About this exercise:
Only lines below containing the string "list" should be counted; please give that count by itself.

Extracted entries:
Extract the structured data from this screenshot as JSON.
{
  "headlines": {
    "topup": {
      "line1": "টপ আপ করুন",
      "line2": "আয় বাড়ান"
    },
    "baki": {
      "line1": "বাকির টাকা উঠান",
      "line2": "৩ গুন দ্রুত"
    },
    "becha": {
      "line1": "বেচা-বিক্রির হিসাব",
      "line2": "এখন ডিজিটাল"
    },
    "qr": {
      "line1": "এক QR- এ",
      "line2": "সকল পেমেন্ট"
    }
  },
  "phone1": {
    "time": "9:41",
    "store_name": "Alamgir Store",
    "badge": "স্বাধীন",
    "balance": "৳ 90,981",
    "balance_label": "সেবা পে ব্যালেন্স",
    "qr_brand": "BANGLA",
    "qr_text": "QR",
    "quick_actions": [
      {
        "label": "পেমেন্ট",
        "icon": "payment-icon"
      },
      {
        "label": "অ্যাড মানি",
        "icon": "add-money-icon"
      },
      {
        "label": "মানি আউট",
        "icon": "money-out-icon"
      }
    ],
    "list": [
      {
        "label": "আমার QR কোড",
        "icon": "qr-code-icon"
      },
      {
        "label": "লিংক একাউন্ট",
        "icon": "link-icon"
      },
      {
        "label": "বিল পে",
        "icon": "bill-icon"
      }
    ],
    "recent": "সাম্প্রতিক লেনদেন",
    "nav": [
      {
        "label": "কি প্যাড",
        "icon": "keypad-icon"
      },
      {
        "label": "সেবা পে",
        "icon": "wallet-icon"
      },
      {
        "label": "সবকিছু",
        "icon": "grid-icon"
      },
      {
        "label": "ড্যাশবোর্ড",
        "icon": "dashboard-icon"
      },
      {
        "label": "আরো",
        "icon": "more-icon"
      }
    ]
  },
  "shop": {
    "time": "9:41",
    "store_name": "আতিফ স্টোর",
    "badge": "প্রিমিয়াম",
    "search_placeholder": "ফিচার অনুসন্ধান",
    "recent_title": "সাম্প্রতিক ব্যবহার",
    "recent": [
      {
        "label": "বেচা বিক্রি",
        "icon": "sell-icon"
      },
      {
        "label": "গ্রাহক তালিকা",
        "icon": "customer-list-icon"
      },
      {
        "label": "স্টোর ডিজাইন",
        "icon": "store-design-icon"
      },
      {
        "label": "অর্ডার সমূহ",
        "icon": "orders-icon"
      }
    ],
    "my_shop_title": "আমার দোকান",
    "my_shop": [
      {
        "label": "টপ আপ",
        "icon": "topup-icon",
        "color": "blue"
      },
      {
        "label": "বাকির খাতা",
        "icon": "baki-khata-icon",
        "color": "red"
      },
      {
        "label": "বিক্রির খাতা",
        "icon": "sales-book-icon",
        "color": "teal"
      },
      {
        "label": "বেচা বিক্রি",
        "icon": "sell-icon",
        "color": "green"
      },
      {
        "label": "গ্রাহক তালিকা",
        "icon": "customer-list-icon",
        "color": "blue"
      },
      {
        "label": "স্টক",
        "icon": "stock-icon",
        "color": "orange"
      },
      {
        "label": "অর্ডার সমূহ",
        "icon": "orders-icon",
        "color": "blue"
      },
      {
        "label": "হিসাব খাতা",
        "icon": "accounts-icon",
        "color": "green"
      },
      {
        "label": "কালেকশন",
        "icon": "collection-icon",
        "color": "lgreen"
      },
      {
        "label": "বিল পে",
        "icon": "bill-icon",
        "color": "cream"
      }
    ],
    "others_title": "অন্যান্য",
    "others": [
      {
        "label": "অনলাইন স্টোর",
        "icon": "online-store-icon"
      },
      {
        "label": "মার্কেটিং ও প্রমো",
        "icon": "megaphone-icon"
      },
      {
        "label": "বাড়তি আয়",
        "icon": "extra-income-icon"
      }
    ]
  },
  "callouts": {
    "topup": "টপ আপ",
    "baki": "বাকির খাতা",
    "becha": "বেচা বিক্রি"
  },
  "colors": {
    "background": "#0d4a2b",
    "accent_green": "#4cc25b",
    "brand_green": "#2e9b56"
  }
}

Response to the task:
3